TRY IT
In the records below, find each line holding the word "title" and copy it.

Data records
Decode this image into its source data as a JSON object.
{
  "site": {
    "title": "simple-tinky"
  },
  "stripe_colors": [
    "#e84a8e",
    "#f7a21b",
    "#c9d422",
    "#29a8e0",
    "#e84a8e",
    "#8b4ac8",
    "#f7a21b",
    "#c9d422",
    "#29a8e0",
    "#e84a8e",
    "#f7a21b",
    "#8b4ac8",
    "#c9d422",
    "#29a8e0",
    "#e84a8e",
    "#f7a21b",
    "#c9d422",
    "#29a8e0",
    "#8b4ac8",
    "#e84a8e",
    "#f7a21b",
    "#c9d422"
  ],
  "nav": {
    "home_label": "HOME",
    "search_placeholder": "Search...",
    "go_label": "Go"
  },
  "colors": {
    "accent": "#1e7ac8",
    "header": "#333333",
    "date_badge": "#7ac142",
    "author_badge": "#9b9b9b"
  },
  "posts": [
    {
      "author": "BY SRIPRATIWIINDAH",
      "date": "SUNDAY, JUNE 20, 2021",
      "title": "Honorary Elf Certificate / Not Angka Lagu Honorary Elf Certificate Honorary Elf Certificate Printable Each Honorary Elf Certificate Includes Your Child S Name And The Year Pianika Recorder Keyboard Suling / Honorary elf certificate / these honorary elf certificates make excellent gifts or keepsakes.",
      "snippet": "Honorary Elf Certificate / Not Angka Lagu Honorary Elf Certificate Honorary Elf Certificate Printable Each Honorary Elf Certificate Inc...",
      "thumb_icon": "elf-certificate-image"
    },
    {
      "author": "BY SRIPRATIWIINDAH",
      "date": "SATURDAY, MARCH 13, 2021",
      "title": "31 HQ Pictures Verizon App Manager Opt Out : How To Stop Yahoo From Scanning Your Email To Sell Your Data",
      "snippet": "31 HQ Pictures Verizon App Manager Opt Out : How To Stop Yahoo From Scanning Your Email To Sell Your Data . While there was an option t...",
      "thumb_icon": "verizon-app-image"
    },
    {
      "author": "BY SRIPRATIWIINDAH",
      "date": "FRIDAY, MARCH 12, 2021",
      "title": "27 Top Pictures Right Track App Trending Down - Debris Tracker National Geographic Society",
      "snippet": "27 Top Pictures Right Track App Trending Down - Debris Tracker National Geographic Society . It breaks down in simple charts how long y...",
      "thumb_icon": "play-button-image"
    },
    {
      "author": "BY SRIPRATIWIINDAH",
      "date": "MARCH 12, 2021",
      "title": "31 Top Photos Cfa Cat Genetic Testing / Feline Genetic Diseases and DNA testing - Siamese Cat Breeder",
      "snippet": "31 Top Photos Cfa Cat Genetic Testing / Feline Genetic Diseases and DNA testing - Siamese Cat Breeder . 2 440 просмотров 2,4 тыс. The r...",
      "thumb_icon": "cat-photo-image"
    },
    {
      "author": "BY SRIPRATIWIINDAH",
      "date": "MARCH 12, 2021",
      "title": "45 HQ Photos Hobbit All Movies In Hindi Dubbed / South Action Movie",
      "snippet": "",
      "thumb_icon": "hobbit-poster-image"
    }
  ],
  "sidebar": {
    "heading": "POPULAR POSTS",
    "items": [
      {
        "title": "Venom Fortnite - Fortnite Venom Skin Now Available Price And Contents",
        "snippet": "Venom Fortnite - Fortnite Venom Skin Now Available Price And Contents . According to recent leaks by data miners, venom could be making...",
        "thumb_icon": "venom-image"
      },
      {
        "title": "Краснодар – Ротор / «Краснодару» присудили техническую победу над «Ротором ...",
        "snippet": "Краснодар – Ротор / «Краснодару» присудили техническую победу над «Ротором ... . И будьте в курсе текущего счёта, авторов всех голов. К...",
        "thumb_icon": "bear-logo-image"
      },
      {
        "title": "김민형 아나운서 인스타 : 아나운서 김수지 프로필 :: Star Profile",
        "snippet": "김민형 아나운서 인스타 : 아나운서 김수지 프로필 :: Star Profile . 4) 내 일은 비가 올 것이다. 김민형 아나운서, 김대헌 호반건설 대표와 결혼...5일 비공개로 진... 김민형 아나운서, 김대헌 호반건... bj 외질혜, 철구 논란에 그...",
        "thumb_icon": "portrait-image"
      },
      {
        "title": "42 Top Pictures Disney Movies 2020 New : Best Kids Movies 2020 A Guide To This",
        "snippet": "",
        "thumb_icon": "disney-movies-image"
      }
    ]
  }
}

RESPONSE BOX
    "title": "simple-tinky"
      "title": "Honorary Elf Certificate / Not Angka Lagu Honorary Elf Certificate Honorary Elf Certificate Printable Each Honorary Elf Certificate Includes Your Child S Name And The Year Pianika Recorder Keyboard Suling / Honorary elf certificate / these honorary elf certificates make excellent gifts or keepsakes.",
      "title": "31 HQ Pictures Verizon App Manager Opt Out : How To Stop Yahoo From Scanning Your Email To Sell Your Data",
      "title": "27 Top Pictures Right Track App Trending Down - Debris Tracker National Geographic Society",
      "title": "31 Top Photos Cfa Cat Genetic Testing / Feline Genetic Diseases and DNA testing - Siamese Cat Breeder",
      "title": "45 HQ Photos Hobbit All Movies In Hindi Dubbed / South Action Movie",
        "title": "Venom Fortnite - Fortnite Venom Skin Now Available Price And Contents",
        "title": "Краснодар – Ротор / «Краснодару» присудили техническую победу над «Ротором ...",
        "title": "김민형 아나운서 인스타 : 아나운서 김수지 프로필 :: Star Profile",
        "title": "42 Top Pictures Disney Movies 2020 New : Best Kids Movies 2020 A Guide To This",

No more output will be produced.